A $3.5 million sports complex being discussed by Carl Junction city officials was put on hold Tuesday night as costs grew.
Alderman Bob Cook said that when he launched the idea more than a year ago, it began as a small baseball and softball complex.
But it grew to the point that the baseball and softball fields would cost about $2.5 million, and an additional $1 million would be spent on tennis courts, disc golf, hiking trails and street improvements for roads that would lead there. A conceptual plan was drawn up by Allgeier Martin and Associates in Joplin and presented to members of the board Tuesday. No specific site was identified and no land was acquired for the project.
“The initial estimate was a little over a million dollars,” Cook said. “I think we went a little bit overboard.”
Funding for the $3.5 million complex was to come from a 34-cent increase in property taxes, raising it from 88.5 cents to $1.22.5 per $100 of assessed valuation. The would equate to an increase of $78 for the owner of a $120,000 house in Carl Junction, which City Administrator Steve Lawver said is the median value of homes in the community.
City officials were discussing language for the April ballot when they put the project on hold.
There are now five baseball fields in Carl Junction, said Lawver, but they are dated and flood every spring.
“We would replace that with a better facility in a more central location,” Lawver said. “Right now, you have to go through a residential area to get to it.”
The city also is looking at school district needs as it considers a complex.
Lawver said about three years ago, the school started a tennis team, but students have to go to Joplin for practice and tournaments because existing courts need to be replaced, and there are not enough of them.
Cook said Tuesday he’s “all for a complex, but added that the tax increase was too much to ask of voters.
“I, personally, think we ought to go back to our original thought: To start small,” Cook said. “We’re a small town. We can’t afford to hire more people to take care of the complex, which we’re gonna have to do.”
Alderman Tim Smith said Tuesday he was in agreement with Cook.
“I’m also worried about us going to the expense to put it on a ballet and not passing,” Smith said.

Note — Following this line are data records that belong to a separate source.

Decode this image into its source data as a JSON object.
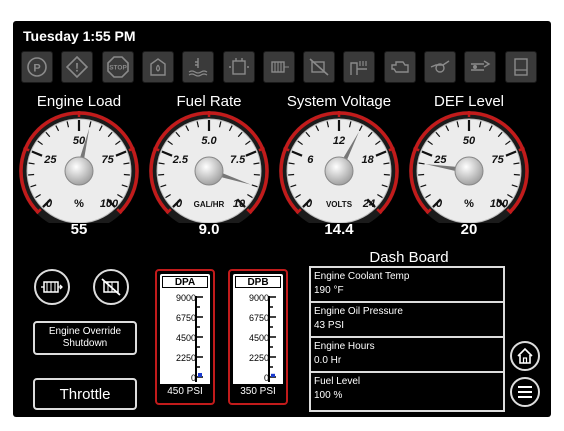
{
  "header": {
    "datetime": "Tuesday 1:55 PM"
  },
  "warning_icons": [
    {
      "name": "parking-brake-icon",
      "text": "P"
    },
    {
      "name": "warning-icon",
      "text": "!"
    },
    {
      "name": "stop-icon",
      "text": "STOP"
    },
    {
      "name": "fuel-filter-icon",
      "text": ""
    },
    {
      "name": "coolant-temp-icon",
      "text": ""
    },
    {
      "name": "battery-charge-icon",
      "text": ""
    },
    {
      "name": "dpf-regen-icon",
      "text": ""
    },
    {
      "name": "regen-inhibit-icon",
      "text": ""
    },
    {
      "name": "exhaust-temp-icon",
      "text": ""
    },
    {
      "name": "engine-check-icon",
      "text": ""
    },
    {
      "name": "oil-pressure-icon",
      "text": ""
    },
    {
      "name": "fuel-water-icon",
      "text": ""
    },
    {
      "name": "def-warning-icon",
      "text": ""
    }
  ],
  "gauges": [
    {
      "title": "Engine Load",
      "unit": "%",
      "value": 55,
      "display": "55",
      "min": 0,
      "max": 100,
      "ticks": [
        "0",
        "25",
        "50",
        "75",
        "100"
      ]
    },
    {
      "title": "Fuel Rate",
      "unit": "GAL/HR",
      "value": 9.0,
      "display": "9.0",
      "min": 0,
      "max": 10,
      "ticks": [
        "0",
        "2.5",
        "5.0",
        "7.5",
        "10"
      ]
    },
    {
      "title": "System Voltage",
      "unit": "VOLTS",
      "value": 14.4,
      "display": "14.4",
      "min": 0,
      "max": 24,
      "ticks": [
        "0",
        "6",
        "12",
        "18",
        "24"
      ]
    },
    {
      "title": "DEF Level",
      "unit": "%",
      "value": 20,
      "display": "20",
      "min": 0,
      "max": 100,
      "ticks": [
        "0",
        "25",
        "50",
        "75",
        "100"
      ]
    }
  ],
  "controls": {
    "regen_button": "dpf-regen-icon",
    "inhibit_button": "regen-inhibit-icon",
    "override_line1": "Engine Override",
    "override_line2": "Shutdown",
    "throttle_label": "Throttle"
  },
  "tanks": [
    {
      "label": "DPA",
      "ticks": [
        "9000",
        "6750",
        "4500",
        "2250",
        "0"
      ],
      "psi_label": "450 PSI",
      "level": 0.05
    },
    {
      "label": "DPB",
      "ticks": [
        "9000",
        "6750",
        "4500",
        "2250",
        "0"
      ],
      "psi_label": "350 PSI",
      "level": 0.04
    }
  ],
  "dashboard": {
    "title": "Dash Board",
    "rows": [
      {
        "label": "Engine Coolant Temp",
        "value": "190 °F"
      },
      {
        "label": "Engine Oil Pressure",
        "value": "43 PSI"
      },
      {
        "label": "Engine Hours",
        "value": "0.0 Hr"
      },
      {
        "label": "Fuel Level",
        "value": "100 %"
      }
    ]
  },
  "nav": {
    "home_icon": "home-icon",
    "menu_icon": "menu-icon"
  },
  "colors": {
    "accent_red": "#c21b1b",
    "background": "#000000",
    "needle": "#777777"
  }
}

Alderman Mark Power said the city needs to take care of its existing infrastructure before it builds something for recreational activities.
“Our streets are getting horrible,” Power said. “And now we’re talking about putting in a $2.5 million ball park and letting our streets go to pot. That’s what really bothers me.”
Cook said “baby steps” should be taken to get a sports complex started, including a smaller proposed tax increase.
“(A sports complex) will build a town,” Cook said. “It will do that. But I think we went overboard to include so many facets.
“Maybe I’m killing my own dream,” he added.